▶ **Description of the task**: Each entry that follows is to be duplicated exactly, without its images.
[Start of section]
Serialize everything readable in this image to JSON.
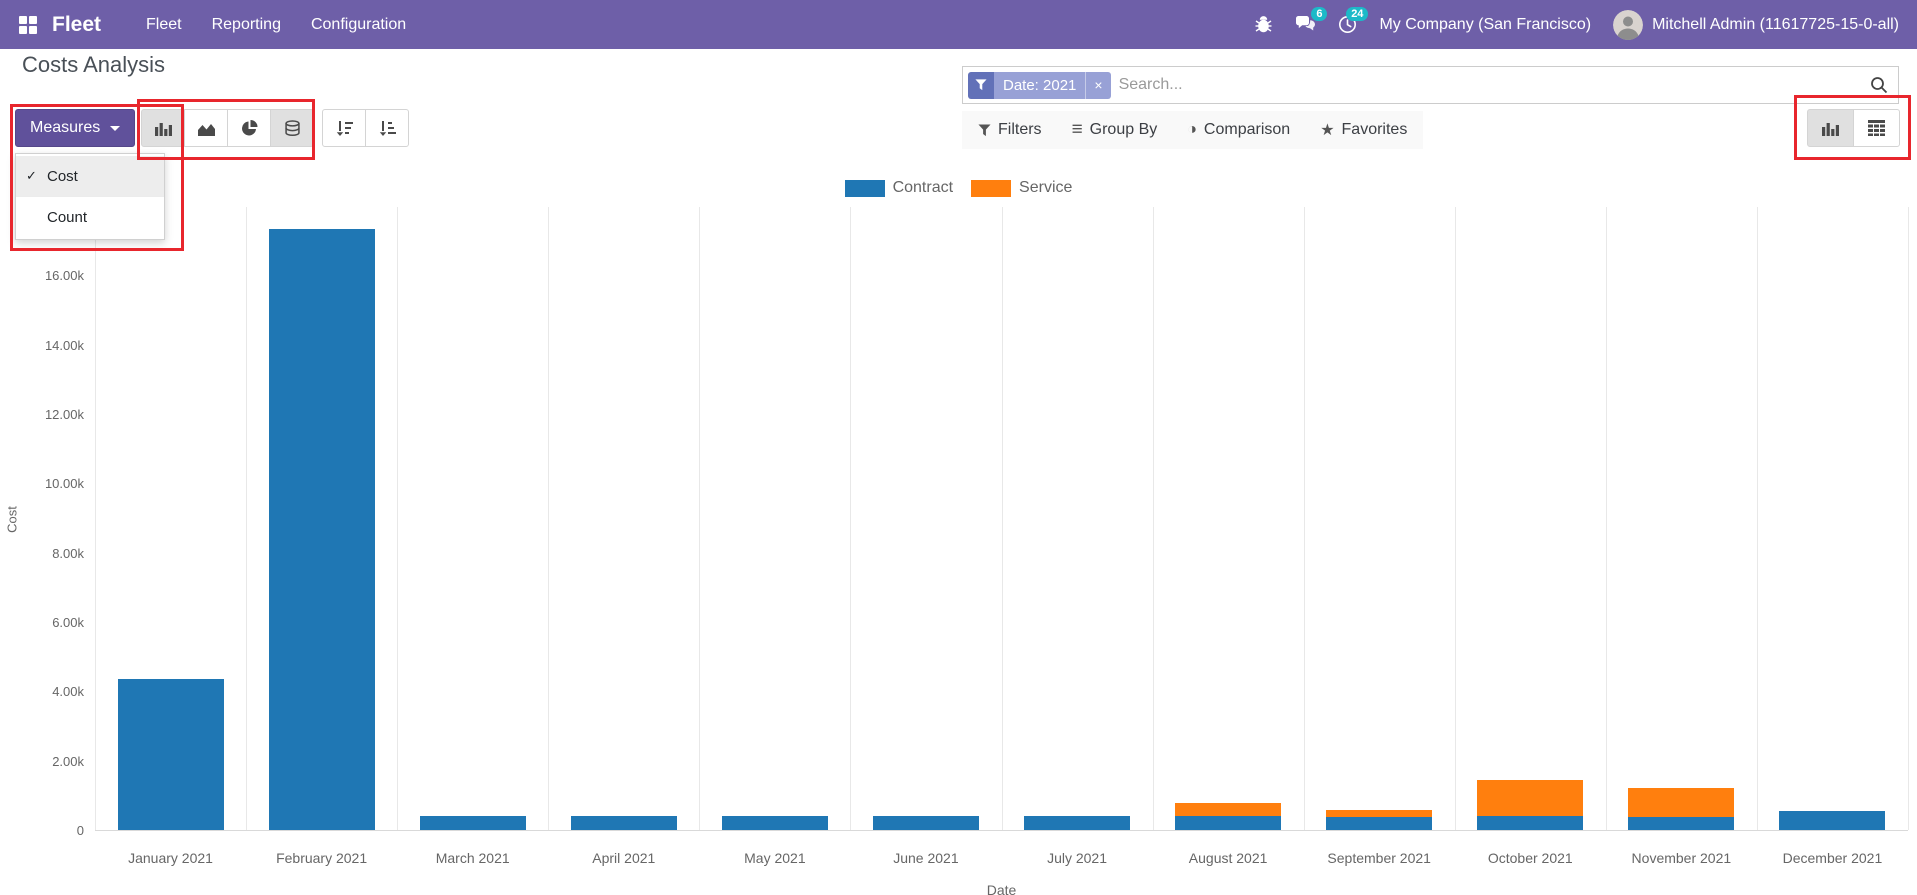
{
  "nav": {
    "brand": "Fleet",
    "menus": [
      "Fleet",
      "Reporting",
      "Configuration"
    ],
    "systray": {
      "chat_badge": "6",
      "activity_badge": "24",
      "company": "My Company (San Francisco)",
      "user": "Mitchell Admin (11617725-15-0-all)"
    }
  },
  "page": {
    "title": "Costs Analysis"
  },
  "toolbar": {
    "measures_label": "Measures",
    "measures_items": [
      {
        "label": "Cost",
        "checked": true
      },
      {
        "label": "Count",
        "checked": false
      }
    ]
  },
  "search": {
    "facet_label": "Date: 2021",
    "placeholder": "Search...",
    "buttons": {
      "filters": "Filters",
      "group_by": "Group By",
      "comparison": "Comparison",
      "favorites": "Favorites"
    }
  },
  "icons": {
    "check": "✓",
    "facet_remove": "×",
    "group_by": "≡",
    "comparison": "◑",
    "favorites": "★"
  },
  "colors": {
    "navbar": "#6e5fa8",
    "badge": "#1cb9c8",
    "annotation": "#e8262d"
  },
  "chart_data": {
    "type": "bar",
    "stacked": true,
    "title": "",
    "categories": [
      "January 2021",
      "February 2021",
      "March 2021",
      "April 2021",
      "May 2021",
      "June 2021",
      "July 2021",
      "August 2021",
      "September 2021",
      "October 2021",
      "November 2021",
      "December 2021"
    ],
    "series": [
      {
        "name": "Contract",
        "color": "#1f77b4",
        "values": [
          4350,
          17350,
          400,
          400,
          400,
          400,
          400,
          400,
          380,
          400,
          380,
          550
        ]
      },
      {
        "name": "Service",
        "color": "#ff7f0e",
        "values": [
          0,
          0,
          0,
          0,
          0,
          0,
          0,
          380,
          200,
          1050,
          830,
          0
        ]
      }
    ],
    "xlabel": "Date",
    "ylabel": "Cost",
    "yticks": [
      0,
      2000,
      4000,
      6000,
      8000,
      10000,
      12000,
      14000,
      16000
    ],
    "ytick_labels": [
      "0",
      "2.00k",
      "4.00k",
      "6.00k",
      "8.00k",
      "10.00k",
      "12.00k",
      "14.00k",
      "16.00k"
    ],
    "ylim": [
      0,
      18000
    ],
    "legend_position": "top",
    "grid": "vertical"
  }
}
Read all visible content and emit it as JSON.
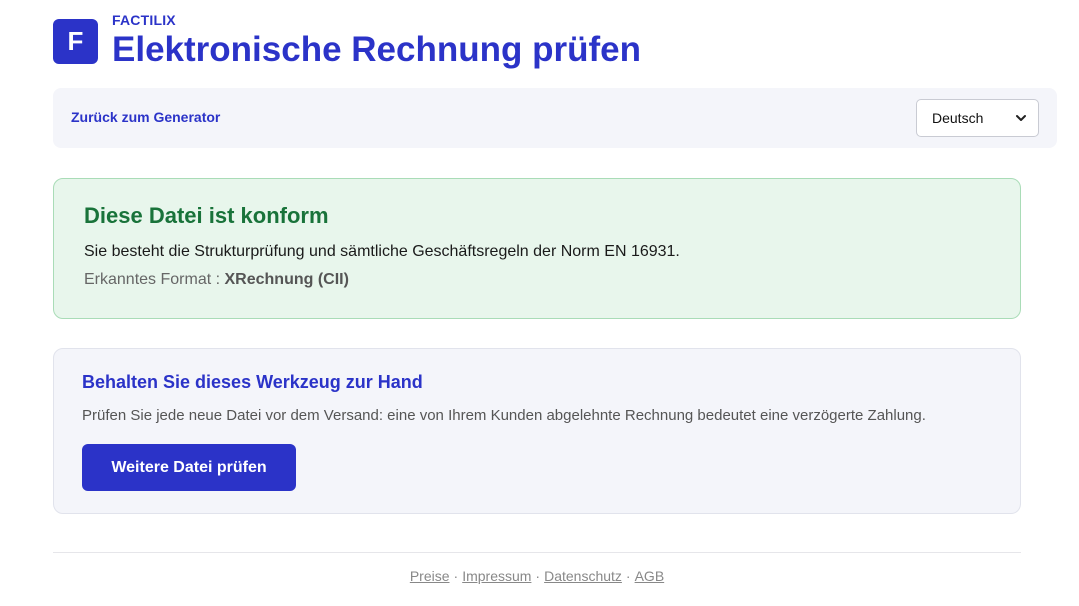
{
  "header": {
    "logo_letter": "F",
    "brand": "FACTILIX",
    "title": "Elektronische Rechnung prüfen"
  },
  "nav": {
    "back_link": "Zurück zum Generator",
    "language": {
      "selected": "Deutsch"
    }
  },
  "result": {
    "title": "Diese Datei ist konform",
    "message": "Sie besteht die Strukturprüfung und sämtliche Geschäftsregeln der Norm EN 16931.",
    "format_label": "Erkanntes Format : ",
    "format_value": "XRechnung (CII)"
  },
  "promo": {
    "title": "Behalten Sie dieses Werkzeug zur Hand",
    "text": "Prüfen Sie jede neue Datei vor dem Versand: eine von Ihrem Kunden abgelehnte Rechnung bedeutet eine verzögerte Zahlung.",
    "button": "Weitere Datei prüfen"
  },
  "footer": {
    "links": [
      "Preise",
      "Impressum",
      "Datenschutz",
      "AGB"
    ],
    "separator": "·"
  },
  "colors": {
    "accent": "#2b33c8",
    "success_text": "#19733a",
    "success_bg": "#e8f6ec",
    "success_border": "#a9dcb7"
  }
}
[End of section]
▶ **Task response**:
Serialize everything readable in this image to JSON.
{
  "nav": {
    "brand": "Fleet",
    "menus": [
      "Fleet",
      "Reporting",
      "Configuration"
    ],
    "systray": {
      "chat_badge": "6",
      "activity_badge": "24",
      "company": "My Company (San Francisco)",
      "user": "Mitchell Admin (11617725-15-0-all)"
    }
  },
  "page": {
    "title": "Costs Analysis"
  },
  "toolbar": {
    "measures_label": "Measures",
    "measures_items": [
      {
        "label": "Cost",
        "checked": true
      },
      {
        "label": "Count",
        "checked": false
      }
    ]
  },
  "search": {
    "facet_label": "Date: 2021",
    "placeholder": "Search...",
    "buttons": {
      "filters": "Filters",
      "group_by": "Group By",
      "comparison": "Comparison",
      "favorites": "Favorites"
    }
  },
  "icons": {
    "check": "✓",
    "facet_remove": "×",
    "group_by": "≡",
    "comparison": "◑",
    "favorites": "★"
  },
  "colors": {
    "navbar": "#6e5fa8",
    "badge": "#1cb9c8",
    "annotation": "#e8262d"
  },
  "chart_data": {
    "type": "bar",
    "stacked": true,
    "title": "",
    "categories": [
      "January 2021",
      "February 2021",
      "March 2021",
      "April 2021",
      "May 2021",
      "June 2021",
      "July 2021",
      "August 2021",
      "September 2021",
      "October 2021",
      "November 2021",
      "December 2021"
    ],
    "series": [
      {
        "name": "Contract",
        "color": "#1f77b4",
        "values": [
          4350,
          17350,
          400,
          400,
          400,
          400,
          400,
          400,
          380,
          400,
          380,
          550
        ]
      },
      {
        "name": "Service",
        "color": "#ff7f0e",
        "values": [
          0,
          0,
          0,
          0,
          0,
          0,
          0,
          380,
          200,
          1050,
          830,
          0
        ]
      }
    ],
    "xlabel": "Date",
    "ylabel": "Cost",
    "yticks": [
      0,
      2000,
      4000,
      6000,
      8000,
      10000,
      12000,
      14000,
      16000
    ],
    "ytick_labels": [
      "0",
      "2.00k",
      "4.00k",
      "6.00k",
      "8.00k",
      "10.00k",
      "12.00k",
      "14.00k",
      "16.00k"
    ],
    "ylim": [
      0,
      18000
    ],
    "legend_position": "top",
    "grid": "vertical"
  }
}
Read all visible content and emit it as JSON.
{
  "header": {
    "logo_letter": "F",
    "brand": "FACTILIX",
    "title": "Elektronische Rechnung prüfen"
  },
  "nav": {
    "back_link": "Zurück zum Generator",
    "language": {
      "selected": "Deutsch"
    }
  },
  "result": {
    "title": "Diese Datei ist konform",
    "message": "Sie besteht die Strukturprüfung und sämtliche Geschäftsregeln der Norm EN 16931.",
    "format_label": "Erkanntes Format : ",
    "format_value": "XRechnung (CII)"
  },
  "promo": {
    "title": "Behalten Sie dieses Werkzeug zur Hand",
    "text": "Prüfen Sie jede neue Datei vor dem Versand: eine von Ihrem Kunden abgelehnte Rechnung bedeutet eine verzögerte Zahlung.",
    "button": "Weitere Datei prüfen"
  },
  "footer": {
    "links": [
      "Preise",
      "Impressum",
      "Datenschutz",
      "AGB"
    ],
    "separator": "·"
  },
  "colors": {
    "accent": "#2b33c8",
    "success_text": "#19733a",
    "success_bg": "#e8f6ec",
    "success_border": "#a9dcb7"
  }
}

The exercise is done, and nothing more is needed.